University celebrates the humanities
Events include Global Film Festival, On Being Human panel
Celebration of the humanities is in full force at the University with Humanities Week 2014. Events began last Saturday and will run until Friday night.
Humanities Week is a staple in the University community — a joyous, student-led festivity, according to English Prof. Michael Levenson, director of the Institute of Humanities and Global Culture at the University. Events include Emergency Poetry, the On Being Human student speaker series, a Global Film Festival and many philosophical, literary, historical and photographic discussions.

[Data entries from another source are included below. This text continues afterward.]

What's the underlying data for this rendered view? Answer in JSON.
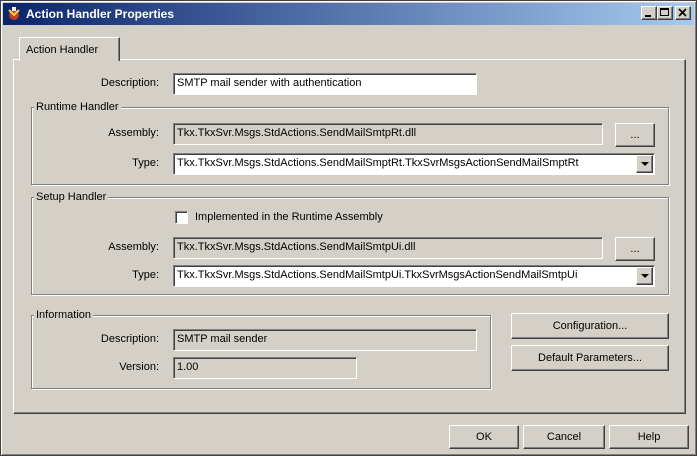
{
  "window": {
    "title": "Action Handler Properties",
    "minimize_icon": "minimize-icon",
    "maximize_icon": "maximize-icon",
    "close_icon": "close-icon"
  },
  "tabs": [
    {
      "label": "Action Handler"
    }
  ],
  "description": {
    "label": "Description:",
    "value": "SMTP mail sender with authentication"
  },
  "runtime": {
    "title": "Runtime Handler",
    "assembly_label": "Assembly:",
    "assembly_value": "Tkx.TkxSvr.Msgs.StdActions.SendMailSmtpRt.dll",
    "browse_label": "...",
    "type_label": "Type:",
    "type_value": "Tkx.TkxSvr.Msgs.StdActions.SendMailSmptRt.TkxSvrMsgsActionSendMailSmptRt"
  },
  "setup": {
    "title": "Setup Handler",
    "checkbox_label": "Implemented in the Runtime Assembly",
    "checkbox_checked": false,
    "assembly_label": "Assembly:",
    "assembly_value": "Tkx.TkxSvr.Msgs.StdActions.SendMailSmtpUi.dll",
    "browse_label": "...",
    "type_label": "Type:",
    "type_value": "Tkx.TkxSvr.Msgs.StdActions.SendMailSmtpUi.TkxSvrMsgsActionSendMailSmtpUi"
  },
  "information": {
    "title": "Information",
    "description_label": "Description:",
    "description_value": "SMTP mail sender",
    "version_label": "Version:",
    "version_value": "1.00"
  },
  "buttons": {
    "configuration": "Configuration...",
    "default_parameters": "Default Parameters...",
    "ok": "OK",
    "cancel": "Cancel",
    "help": "Help"
  },
  "colors": {
    "titlebar_start": "#0a246a",
    "titlebar_end": "#a6caf0",
    "face": "#d4d0c8"
  }
}
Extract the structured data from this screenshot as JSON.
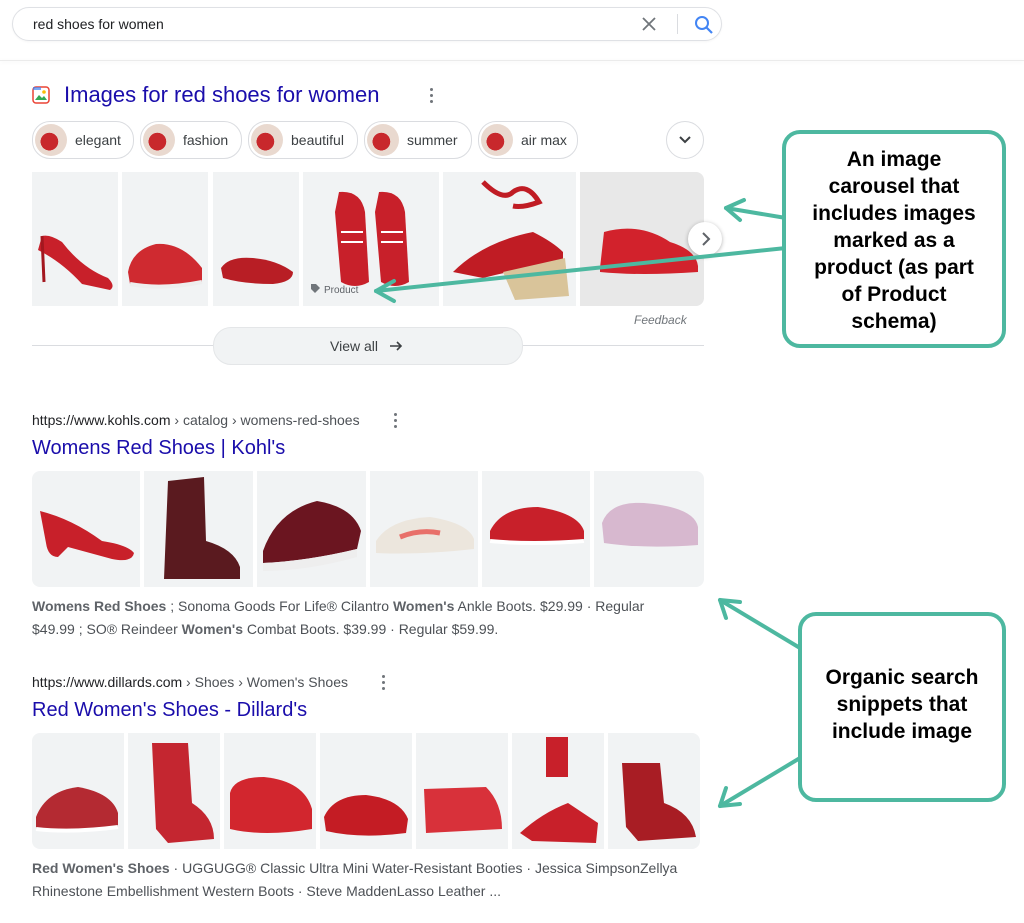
{
  "search": {
    "query": "red shoes for women"
  },
  "images_section": {
    "title": "Images for red shoes for women",
    "chips": [
      "elegant",
      "fashion",
      "beautiful",
      "summer",
      "air max"
    ],
    "product_label": "Product",
    "feedback": "Feedback",
    "view_all": "View all"
  },
  "results": [
    {
      "domain": "https://www.kohls.com",
      "path": " › catalog › womens-red-shoes",
      "title": "Womens Red Shoes | Kohl's",
      "snippet_line1": {
        "b1": "Womens Red Shoes",
        "t1": " ; Sonoma Goods For Life® Cilantro ",
        "b2": "Women's",
        "t2": " Ankle Boots. $29.99 · Regular"
      },
      "snippet_line2": {
        "t1": "$49.99 ; SO® Reindeer ",
        "b1": "Women's",
        "t2": " Combat Boots. $39.99 · Regular $59.99."
      }
    },
    {
      "domain": "https://www.dillards.com",
      "path": " › Shoes › Women's Shoes",
      "title": "Red Women's Shoes - Dillard's",
      "snippet_line1": {
        "b1": "Red Women's Shoes",
        "t1": " · UGGUGG® Classic Ultra Mini Water-Resistant Booties · Jessica SimpsonZellya"
      },
      "snippet_line2": {
        "t1": "Rhinestone Embellishment Western Boots · Steve MaddenLasso Leather ..."
      }
    }
  ],
  "callouts": {
    "top": [
      "An image",
      "carousel that",
      "includes images",
      "marked as a",
      "product (as part",
      "of Product",
      "schema)"
    ],
    "bottom": [
      "Organic search",
      "snippets that",
      "include image"
    ]
  },
  "colors": {
    "link": "#1a0dab",
    "callout_border": "#4db8a0",
    "shoe_red": "#c8202a"
  },
  "icons": [
    "clear-icon",
    "search-icon",
    "image-icon",
    "more-vert-icon",
    "chevron-down-icon",
    "chevron-right-icon",
    "arrow-right-icon",
    "tag-icon"
  ]
}
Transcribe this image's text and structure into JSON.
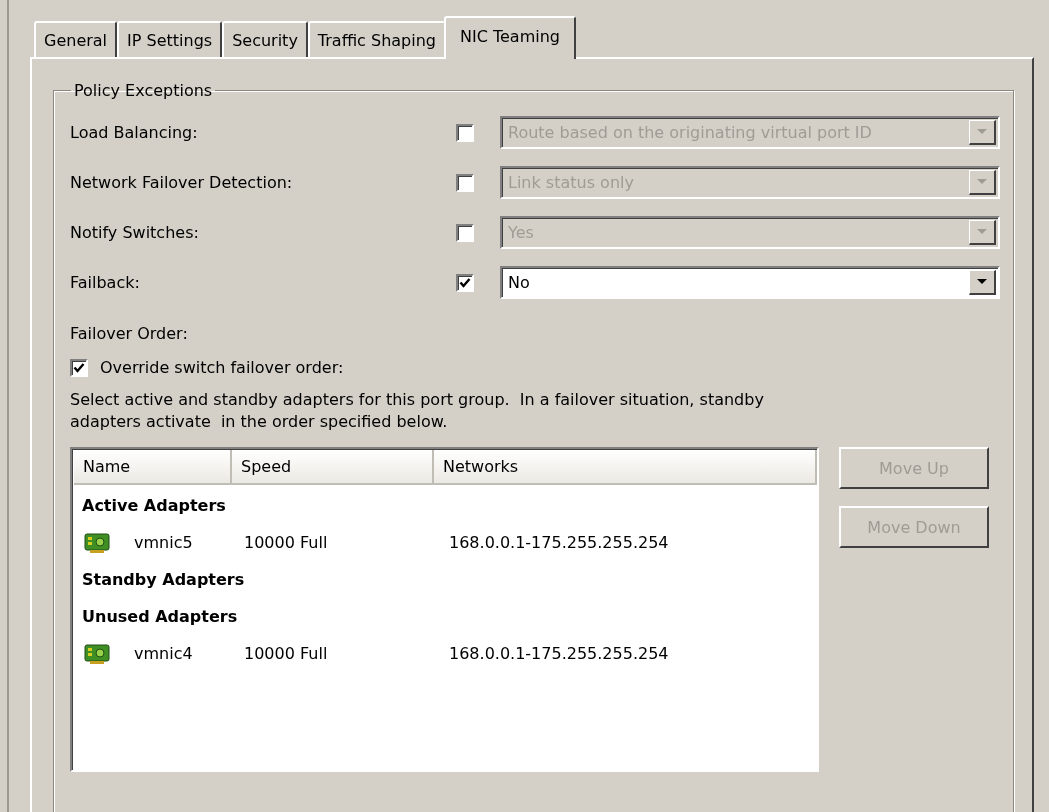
{
  "tabs": [
    {
      "label": "General",
      "selected": false
    },
    {
      "label": "IP Settings",
      "selected": false
    },
    {
      "label": "Security",
      "selected": false
    },
    {
      "label": "Traffic Shaping",
      "selected": false
    },
    {
      "label": "NIC Teaming",
      "selected": true
    }
  ],
  "policy_exceptions": {
    "title": "Policy Exceptions",
    "rows": [
      {
        "label": "Load Balancing:",
        "checked": false,
        "value": "Route based on the originating virtual port ID",
        "disabled": true
      },
      {
        "label": "Network Failover Detection:",
        "checked": false,
        "value": "Link status only",
        "disabled": true
      },
      {
        "label": "Notify Switches:",
        "checked": false,
        "value": "Yes",
        "disabled": true
      },
      {
        "label": "Failback:",
        "checked": true,
        "value": "No",
        "disabled": false
      }
    ]
  },
  "failover_order": {
    "label": "Failover Order:",
    "override": {
      "label": "Override switch failover order:",
      "checked": true
    },
    "description_lines": [
      "Select active and standby adapters for this port group.  In a failover situation, standby",
      "adapters activate  in the order specified below."
    ],
    "columns": [
      "Name",
      "Speed",
      "Networks"
    ],
    "groups": [
      {
        "title": "Active Adapters",
        "adapters": [
          {
            "name": "vmnic5",
            "speed": "10000 Full",
            "networks": "168.0.0.1-175.255.255.254"
          }
        ]
      },
      {
        "title": "Standby Adapters"
      },
      {
        "title": "Unused Adapters",
        "adapters": [
          {
            "name": "vmnic4",
            "speed": "10000 Full",
            "networks": "168.0.0.1-175.255.255.254"
          }
        ]
      }
    ],
    "buttons": [
      {
        "label": "Move Up",
        "disabled": true
      },
      {
        "label": "Move Down",
        "disabled": true
      }
    ]
  }
}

“It’s both a carnival and a sign of our conviction,” Levenson said. “That’s the slogan I’m running around with. And that means that we’re totally earnest and serious about the humanities, but we also know that we can pursue that earnestness with both pleasure and joy.”
The week is not just for English majors, philosophy majors and others whose studies at the University center around departments in the humanities, Levenson said, noting the benefits venturing into the world of humanities can extend to those earning Commerce, Engineering and other vocational training degrees.
“I would say that every student — be it Medicine, Commerce, Law — does need what we have to offer just as we need what they have to offer,” he said. “No one should go out there into the world of commerce without feeling that they can come back with a sense of the past so they don’t repeat it and [having the ability] to interpret so that they don’t become passive in the face of a complex world.”
Levenson said the skills obtained from studying the humanities, such as critical thinking and discussion, are not only effective, but also are of the utmost importance in whatever professional field one pursues. He notes that many schools in China are now insisting students take on liberal arts studies, fearing vocational training itself is too limited.
“I always find that students who come to us from engineering, commerce or any science and technical field, they see how much can be gained from gathering together and exchanging opinions openly without retreating to orthodox opinion or received views,” he said.
While many events of last year’s Humanities Week have been removed or rebooted as different enterprises, one of the events which has remained unmodified is the Global Film Festival, Levenson said. The Festival runs until Thursday evening.
“This week there are films from around the world … that just enlarge what we see and how we feel,” he said. “They give us new scenes to witness and new styles and forms of feeling.”